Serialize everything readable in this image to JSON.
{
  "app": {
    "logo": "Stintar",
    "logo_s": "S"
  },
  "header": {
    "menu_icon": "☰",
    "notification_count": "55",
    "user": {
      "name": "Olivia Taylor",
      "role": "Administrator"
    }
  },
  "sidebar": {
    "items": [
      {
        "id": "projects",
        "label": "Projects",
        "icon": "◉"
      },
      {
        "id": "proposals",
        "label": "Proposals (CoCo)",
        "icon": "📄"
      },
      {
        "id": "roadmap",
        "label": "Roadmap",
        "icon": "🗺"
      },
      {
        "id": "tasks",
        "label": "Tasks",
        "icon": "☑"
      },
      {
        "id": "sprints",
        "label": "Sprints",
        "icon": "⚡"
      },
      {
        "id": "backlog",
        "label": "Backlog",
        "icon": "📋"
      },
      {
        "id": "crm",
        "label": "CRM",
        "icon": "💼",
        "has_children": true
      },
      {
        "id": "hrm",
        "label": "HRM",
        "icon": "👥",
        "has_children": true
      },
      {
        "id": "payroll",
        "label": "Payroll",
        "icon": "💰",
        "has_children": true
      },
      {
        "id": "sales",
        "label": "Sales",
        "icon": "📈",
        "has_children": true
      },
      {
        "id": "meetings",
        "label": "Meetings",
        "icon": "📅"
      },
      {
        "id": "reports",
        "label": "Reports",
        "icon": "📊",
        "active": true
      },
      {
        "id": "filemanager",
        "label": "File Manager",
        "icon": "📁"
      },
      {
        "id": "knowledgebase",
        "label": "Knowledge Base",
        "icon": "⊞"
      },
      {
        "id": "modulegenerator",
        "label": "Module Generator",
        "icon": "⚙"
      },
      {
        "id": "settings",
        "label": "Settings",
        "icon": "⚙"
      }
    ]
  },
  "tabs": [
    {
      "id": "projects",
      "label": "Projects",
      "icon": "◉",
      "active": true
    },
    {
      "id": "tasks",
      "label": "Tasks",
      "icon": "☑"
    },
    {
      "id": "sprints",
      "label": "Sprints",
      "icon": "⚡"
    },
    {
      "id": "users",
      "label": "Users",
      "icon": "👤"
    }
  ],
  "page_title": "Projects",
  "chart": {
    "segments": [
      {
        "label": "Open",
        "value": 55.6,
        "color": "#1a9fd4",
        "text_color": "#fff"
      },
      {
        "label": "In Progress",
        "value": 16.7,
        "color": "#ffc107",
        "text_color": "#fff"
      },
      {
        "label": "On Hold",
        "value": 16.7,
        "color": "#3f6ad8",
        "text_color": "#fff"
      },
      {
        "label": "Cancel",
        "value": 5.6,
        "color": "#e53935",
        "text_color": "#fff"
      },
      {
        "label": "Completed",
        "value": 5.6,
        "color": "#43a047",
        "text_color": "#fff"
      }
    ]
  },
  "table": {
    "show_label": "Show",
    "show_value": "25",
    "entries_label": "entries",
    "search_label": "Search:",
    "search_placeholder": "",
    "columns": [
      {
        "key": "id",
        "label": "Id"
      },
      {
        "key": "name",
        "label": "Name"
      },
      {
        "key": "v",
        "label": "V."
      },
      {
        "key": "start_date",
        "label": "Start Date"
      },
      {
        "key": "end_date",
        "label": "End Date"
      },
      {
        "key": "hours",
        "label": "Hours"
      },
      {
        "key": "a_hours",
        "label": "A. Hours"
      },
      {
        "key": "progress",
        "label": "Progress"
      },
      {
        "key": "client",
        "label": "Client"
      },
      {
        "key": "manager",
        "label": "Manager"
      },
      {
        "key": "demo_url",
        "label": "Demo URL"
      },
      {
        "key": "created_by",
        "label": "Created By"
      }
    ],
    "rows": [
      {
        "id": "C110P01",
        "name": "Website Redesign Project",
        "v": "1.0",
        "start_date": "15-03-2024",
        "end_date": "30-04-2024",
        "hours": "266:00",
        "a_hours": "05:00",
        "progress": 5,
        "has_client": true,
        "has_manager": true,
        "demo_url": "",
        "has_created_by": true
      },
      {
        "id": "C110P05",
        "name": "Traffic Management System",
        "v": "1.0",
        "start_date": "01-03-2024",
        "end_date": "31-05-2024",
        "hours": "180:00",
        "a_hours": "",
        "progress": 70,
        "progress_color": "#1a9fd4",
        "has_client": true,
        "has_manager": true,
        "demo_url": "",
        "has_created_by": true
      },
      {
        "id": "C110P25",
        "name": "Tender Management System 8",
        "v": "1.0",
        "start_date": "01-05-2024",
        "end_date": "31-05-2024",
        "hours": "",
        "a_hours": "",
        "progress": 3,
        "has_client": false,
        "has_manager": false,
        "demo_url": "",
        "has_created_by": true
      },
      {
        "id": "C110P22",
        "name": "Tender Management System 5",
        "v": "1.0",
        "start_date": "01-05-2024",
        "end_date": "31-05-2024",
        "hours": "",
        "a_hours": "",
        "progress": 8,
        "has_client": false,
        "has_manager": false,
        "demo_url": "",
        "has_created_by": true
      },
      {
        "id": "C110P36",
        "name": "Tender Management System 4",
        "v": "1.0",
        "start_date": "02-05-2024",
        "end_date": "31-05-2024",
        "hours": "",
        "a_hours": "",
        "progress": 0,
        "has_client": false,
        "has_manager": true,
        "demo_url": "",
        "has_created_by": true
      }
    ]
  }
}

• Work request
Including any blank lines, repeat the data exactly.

• Task solution
Serialize everything readable in this image to JSON.
{
  "app": {
    "logo": "Stintar",
    "logo_s": "S"
  },
  "header": {
    "menu_icon": "☰",
    "notification_count": "55",
    "user": {
      "name": "Olivia Taylor",
      "role": "Administrator"
    }
  },
  "sidebar": {
    "items": [
      {
        "id": "projects",
        "label": "Projects",
        "icon": "◉"
      },
      {
        "id": "proposals",
        "label": "Proposals (CoCo)",
        "icon": "📄"
      },
      {
        "id": "roadmap",
        "label": "Roadmap",
        "icon": "🗺"
      },
      {
        "id": "tasks",
        "label": "Tasks",
        "icon": "☑"
      },
      {
        "id": "sprints",
        "label": "Sprints",
        "icon": "⚡"
      },
      {
        "id": "backlog",
        "label": "Backlog",
        "icon": "📋"
      },
      {
        "id": "crm",
        "label": "CRM",
        "icon": "💼",
        "has_children": true
      },
      {
        "id": "hrm",
        "label": "HRM",
        "icon": "👥",
        "has_children": true
      },
      {
        "id": "payroll",
        "label": "Payroll",
        "icon": "💰",
        "has_children": true
      },
      {
        "id": "sales",
        "label": "Sales",
        "icon": "📈",
        "has_children": true
      },
      {
        "id": "meetings",
        "label": "Meetings",
        "icon": "📅"
      },
      {
        "id": "reports",
        "label": "Reports",
        "icon": "📊",
        "active": true
      },
      {
        "id": "filemanager",
        "label": "File Manager",
        "icon": "📁"
      },
      {
        "id": "knowledgebase",
        "label": "Knowledge Base",
        "icon": "⊞"
      },
      {
        "id": "modulegenerator",
        "label": "Module Generator",
        "icon": "⚙"
      },
      {
        "id": "settings",
        "label": "Settings",
        "icon": "⚙"
      }
    ]
  },
  "tabs": [
    {
      "id": "projects",
      "label": "Projects",
      "icon": "◉",
      "active": true
    },
    {
      "id": "tasks",
      "label": "Tasks",
      "icon": "☑"
    },
    {
      "id": "sprints",
      "label": "Sprints",
      "icon": "⚡"
    },
    {
      "id": "users",
      "label": "Users",
      "icon": "👤"
    }
  ],
  "page_title": "Projects",
  "chart": {
    "segments": [
      {
        "label": "Open",
        "value": 55.6,
        "color": "#1a9fd4",
        "text_color": "#fff"
      },
      {
        "label": "In Progress",
        "value": 16.7,
        "color": "#ffc107",
        "text_color": "#fff"
      },
      {
        "label": "On Hold",
        "value": 16.7,
        "color": "#3f6ad8",
        "text_color": "#fff"
      },
      {
        "label": "Cancel",
        "value": 5.6,
        "color": "#e53935",
        "text_color": "#fff"
      },
      {
        "label": "Completed",
        "value": 5.6,
        "color": "#43a047",
        "text_color": "#fff"
      }
    ]
  },
  "table": {
    "show_label": "Show",
    "show_value": "25",
    "entries_label": "entries",
    "search_label": "Search:",
    "search_placeholder": "",
    "columns": [
      {
        "key": "id",
        "label": "Id"
      },
      {
        "key": "name",
        "label": "Name"
      },
      {
        "key": "v",
        "label": "V."
      },
      {
        "key": "start_date",
        "label": "Start Date"
      },
      {
        "key": "end_date",
        "label": "End Date"
      },
      {
        "key": "hours",
        "label": "Hours"
      },
      {
        "key": "a_hours",
        "label": "A. Hours"
      },
      {
        "key": "progress",
        "label": "Progress"
      },
      {
        "key": "client",
        "label": "Client"
      },
      {
        "key": "manager",
        "label": "Manager"
      },
      {
        "key": "demo_url",
        "label": "Demo URL"
      },
      {
        "key": "created_by",
        "label": "Created By"
      }
    ],
    "rows": [
      {
        "id": "C110P01",
        "name": "Website Redesign Project",
        "v": "1.0",
        "start_date": "15-03-2024",
        "end_date": "30-04-2024",
        "hours": "266:00",
        "a_hours": "05:00",
        "progress": 5,
        "has_client": true,
        "has_manager": true,
        "demo_url": "",
        "has_created_by": true
      },
      {
        "id": "C110P05",
        "name": "Traffic Management System",
        "v": "1.0",
        "start_date": "01-03-2024",
        "end_date": "31-05-2024",
        "hours": "180:00",
        "a_hours": "",
        "progress": 70,
        "progress_color": "#1a9fd4",
        "has_client": true,
        "has_manager": true,
        "demo_url": "",
        "has_created_by": true
      },
      {
        "id": "C110P25",
        "name": "Tender Management System 8",
        "v": "1.0",
        "start_date": "01-05-2024",
        "end_date": "31-05-2024",
        "hours": "",
        "a_hours": "",
        "progress": 3,
        "has_client": false,
        "has_manager": false,
        "demo_url": "",
        "has_created_by": true
      },
      {
        "id": "C110P22",
        "name": "Tender Management System 5",
        "v": "1.0",
        "start_date": "01-05-2024",
        "end_date": "31-05-2024",
        "hours": "",
        "a_hours": "",
        "progress": 8,
        "has_client": false,
        "has_manager": false,
        "demo_url": "",
        "has_created_by": true
      },
      {
        "id": "C110P36",
        "name": "Tender Management System 4",
        "v": "1.0",
        "start_date": "02-05-2024",
        "end_date": "31-05-2024",
        "hours": "",
        "a_hours": "",
        "progress": 0,
        "has_client": false,
        "has_manager": true,
        "demo_url": "",
        "has_created_by": true
      }
    ]
  }
}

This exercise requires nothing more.